Documentary films in the special screenings line-up include Tracie Holder and Karen Thorsen’s Joe Papp in Five Acts, on the street-wise champion of the arts. Coproduced with American Masters, the doc features Meryl Streep, Christopher Walken, Martin Sheen, Kevin Kline, and James Earl Jones.

Matt O’Casey’s comprehensive doc on the band Queen, with rare archival footage, concert footage and interviews with the band, make up Queen: Days Of Our Lives; while Unjoo Moon’s The Zen of Bennett is an inside look at singer Tony Bennett, including footage of his latest duets collection with Lady Gaga, Aretha Franklin and Amy Winehouse.

Several films announced previously are also part of the 2012 Tribeca/ESPN Sports Film Festival.

The gala film for the Tribeca/ESPN Sports Film Festival is Benji, directed by Coodie and Chike, which tells the story of 17-year-old Ben Wilson, who in 1984 was at the peak of his athletic career in Chicago’s South Side when he was brutally murdered the day before his senior season.

The remaining five films will screen throughout the festival and again all together during Tribeca/ESPN Sports Day on April 28. They are Broke by Billy Corben, Knuckleball! by Ricki Stern and Annie Sundberg, Town of Runners by Jerry Rothwell, and On the Mat by Frederic Golding.

“It was important that we head into Tribeca’s second decade highlighting projects that were attuned to the pulse of our cultural climate,” said the festival’s director of programming Genna Terranova. “That said, both consciousness and levity play a prominent role in this year’s selection.

“This year’s Tribeca/ESPN Sports Film Festival films explore athletes’ diverse challenges on and off the playing fields. I’m excited we can share these inspiring stories – from runners training for the Olympics in rural Africa to Tim Wakefield’s ever-elusive and now historic knuckleball – with both our sports and documentary fans alike.”

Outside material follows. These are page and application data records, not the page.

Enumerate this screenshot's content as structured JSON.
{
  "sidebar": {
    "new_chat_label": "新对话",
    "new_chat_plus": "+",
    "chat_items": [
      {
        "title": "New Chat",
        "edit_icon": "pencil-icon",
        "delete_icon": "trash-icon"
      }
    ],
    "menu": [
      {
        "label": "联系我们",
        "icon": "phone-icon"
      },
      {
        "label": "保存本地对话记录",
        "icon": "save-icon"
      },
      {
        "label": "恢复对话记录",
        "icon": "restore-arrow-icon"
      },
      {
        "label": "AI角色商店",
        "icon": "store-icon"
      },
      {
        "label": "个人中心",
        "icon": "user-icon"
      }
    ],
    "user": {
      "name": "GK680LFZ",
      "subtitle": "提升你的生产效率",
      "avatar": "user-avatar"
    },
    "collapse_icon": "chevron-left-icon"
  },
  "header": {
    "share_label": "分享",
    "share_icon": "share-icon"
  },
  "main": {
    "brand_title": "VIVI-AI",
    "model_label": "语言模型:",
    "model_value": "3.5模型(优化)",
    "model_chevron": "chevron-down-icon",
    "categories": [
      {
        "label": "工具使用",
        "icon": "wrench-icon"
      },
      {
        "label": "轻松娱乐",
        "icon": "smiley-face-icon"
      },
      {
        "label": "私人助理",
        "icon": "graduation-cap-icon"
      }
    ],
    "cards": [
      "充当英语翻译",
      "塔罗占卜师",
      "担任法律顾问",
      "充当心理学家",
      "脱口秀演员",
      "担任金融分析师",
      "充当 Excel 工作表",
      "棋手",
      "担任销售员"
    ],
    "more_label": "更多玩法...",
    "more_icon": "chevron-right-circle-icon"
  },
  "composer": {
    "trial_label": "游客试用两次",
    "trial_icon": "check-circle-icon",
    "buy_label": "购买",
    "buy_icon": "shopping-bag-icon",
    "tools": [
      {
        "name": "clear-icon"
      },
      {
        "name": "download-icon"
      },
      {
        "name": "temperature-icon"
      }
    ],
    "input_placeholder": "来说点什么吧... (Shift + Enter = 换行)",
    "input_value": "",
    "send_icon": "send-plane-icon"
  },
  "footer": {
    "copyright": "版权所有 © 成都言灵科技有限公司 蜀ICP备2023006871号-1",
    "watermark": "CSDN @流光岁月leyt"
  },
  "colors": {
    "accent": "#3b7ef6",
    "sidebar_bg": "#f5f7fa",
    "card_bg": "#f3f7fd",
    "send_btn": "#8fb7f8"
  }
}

About The Author
Jonathan Paul is a Toronto-based writer into creativity, content, advertising, tech, comics, video games, film, TV, time and space travel.